What to work on
Only the text carries over: repeat the records exactly and drop the images.

• • • •

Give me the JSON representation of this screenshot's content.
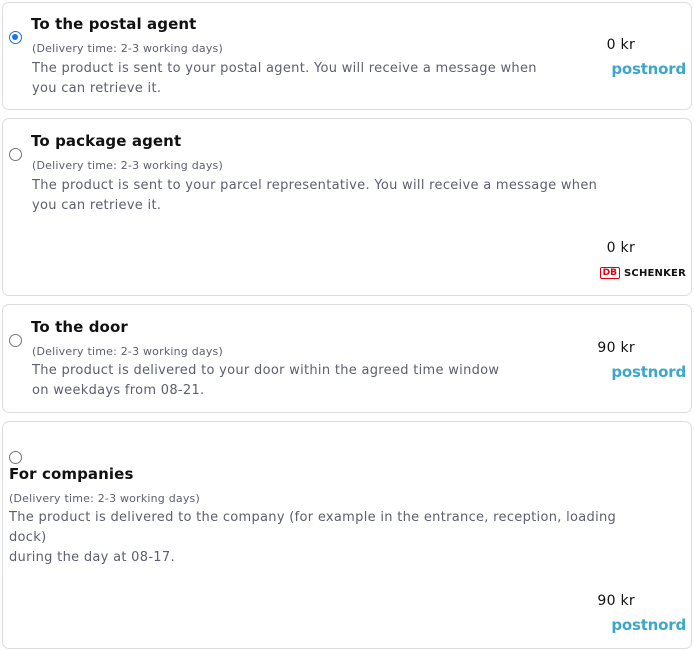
{
  "options": [
    {
      "title": "To the postal agent",
      "delivery_time": "(Delivery time: 2-3 working days)",
      "description": [
        "The product is sent to your postal agent. You will receive a message when",
        "you can retrieve it."
      ],
      "price": "0 kr",
      "carrier": "postnord",
      "selected": true
    },
    {
      "title": "To package agent",
      "delivery_time": "(Delivery time: 2-3 working days)",
      "description": [
        "The product is sent to your parcel representative. You will receive a message when",
        "you can retrieve it."
      ],
      "price": "0 kr",
      "carrier_badge": "DB",
      "carrier": "SCHENKER",
      "selected": false
    },
    {
      "title": "To the door",
      "delivery_time": "(Delivery time: 2-3 working days)",
      "description": [
        "The product is delivered to your door within the agreed time window",
        "on weekdays from 08-21."
      ],
      "price": "90 kr",
      "carrier": "postnord",
      "selected": false
    },
    {
      "title": "For companies",
      "delivery_time": "(Delivery time: 2-3 working days)",
      "description": [
        "The product is delivered to the company (for example in the entrance, reception, loading",
        "dock)",
        "during the day at 08-17."
      ],
      "price": "90 kr",
      "carrier": "postnord",
      "selected": false
    }
  ],
  "colors": {
    "accent": "#1a73e8",
    "postnord": "#3ca7c9",
    "db_red": "#e3000f",
    "border": "#dcdde3"
  }
}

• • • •

Written answer
Give me the JSON representation of this screenshot's content.
{
  "options": [
    {
      "title": "To the postal agent",
      "delivery_time": "(Delivery time: 2-3 working days)",
      "description": [
        "The product is sent to your postal agent. You will receive a message when",
        "you can retrieve it."
      ],
      "price": "0 kr",
      "carrier": "postnord",
      "selected": true
    },
    {
      "title": "To package agent",
      "delivery_time": "(Delivery time: 2-3 working days)",
      "description": [
        "The product is sent to your parcel representative. You will receive a message when",
        "you can retrieve it."
      ],
      "price": "0 kr",
      "carrier_badge": "DB",
      "carrier": "SCHENKER",
      "selected": false
    },
    {
      "title": "To the door",
      "delivery_time": "(Delivery time: 2-3 working days)",
      "description": [
        "The product is delivered to your door within the agreed time window",
        "on weekdays from 08-21."
      ],
      "price": "90 kr",
      "carrier": "postnord",
      "selected": false
    },
    {
      "title": "For companies",
      "delivery_time": "(Delivery time: 2-3 working days)",
      "description": [
        "The product is delivered to the company (for example in the entrance, reception, loading",
        "dock)",
        "during the day at 08-17."
      ],
      "price": "90 kr",
      "carrier": "postnord",
      "selected": false
    }
  ],
  "colors": {
    "accent": "#1a73e8",
    "postnord": "#3ca7c9",
    "db_red": "#e3000f",
    "border": "#dcdde3"
  }
}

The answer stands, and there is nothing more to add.